SPiN co-founder Franck Raharinosy embodies the diversity that SPiN strives for: A native of Madagascar, Africa, Raharinosy still speaks with the French accent of his youth. He studied law before moving to New York as a young man, where he got involved with the entertainment industry.
"It's a dream come true," Raharinosy says of SPiN NYC, which celebrated its sixth anniversary with a redesign last September. He mentions the "crazy cast" of people involved, which for a time included the late American table tennis champion Marty Reisman. Reisman - well-recognized for his distinctive style, including a trademark fedora and occasional tendency to use a frying pan as a paddle - played frequently at SPiN until his December 2012 death at 82 years old.
So what's the appeal that brings together musicians, Olympians and casual players? "There's something very innocent and immediate about [table tennis]," Raharinosy says. "On dates, you break the ice right away. It's something fun to do instead of going to these expensive night clubs."
One common trait Raharinosy sees among visitors - particularly club regulars - is their desire to better their skills. Even casual players will try to engage in faster rallies, hit more accurate serves.
Raharinosy smiles: "At the end of the day, everyone is trying to improve."
You can learn more about SPiN - or reserve a table - on the club's site: http://wearespin.com/
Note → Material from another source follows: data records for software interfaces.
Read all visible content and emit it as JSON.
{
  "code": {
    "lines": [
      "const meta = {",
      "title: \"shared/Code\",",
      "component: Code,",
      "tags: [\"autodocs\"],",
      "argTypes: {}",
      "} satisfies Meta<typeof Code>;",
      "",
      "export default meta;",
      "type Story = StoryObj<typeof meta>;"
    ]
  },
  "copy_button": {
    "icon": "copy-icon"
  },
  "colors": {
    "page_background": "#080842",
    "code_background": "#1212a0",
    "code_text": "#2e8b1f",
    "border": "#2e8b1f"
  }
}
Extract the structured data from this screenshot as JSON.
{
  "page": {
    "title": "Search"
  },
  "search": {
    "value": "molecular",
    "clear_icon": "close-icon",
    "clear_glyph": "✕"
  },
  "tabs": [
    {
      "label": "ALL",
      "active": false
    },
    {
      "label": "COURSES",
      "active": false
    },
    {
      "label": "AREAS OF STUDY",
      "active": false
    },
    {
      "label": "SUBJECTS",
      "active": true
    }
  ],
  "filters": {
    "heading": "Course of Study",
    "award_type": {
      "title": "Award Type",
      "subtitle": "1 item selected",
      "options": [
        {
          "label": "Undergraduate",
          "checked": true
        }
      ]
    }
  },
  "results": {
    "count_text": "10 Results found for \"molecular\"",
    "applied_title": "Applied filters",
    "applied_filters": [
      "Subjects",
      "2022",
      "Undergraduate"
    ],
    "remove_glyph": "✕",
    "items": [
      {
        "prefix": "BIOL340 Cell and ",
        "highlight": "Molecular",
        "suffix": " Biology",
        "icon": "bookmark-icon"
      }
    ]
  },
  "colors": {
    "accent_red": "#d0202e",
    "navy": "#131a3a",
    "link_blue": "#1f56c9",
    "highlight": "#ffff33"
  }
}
You can find more information about Judah Friedlander's stand-up dates through his Twitter page: twitter.com/JudahWorldChamp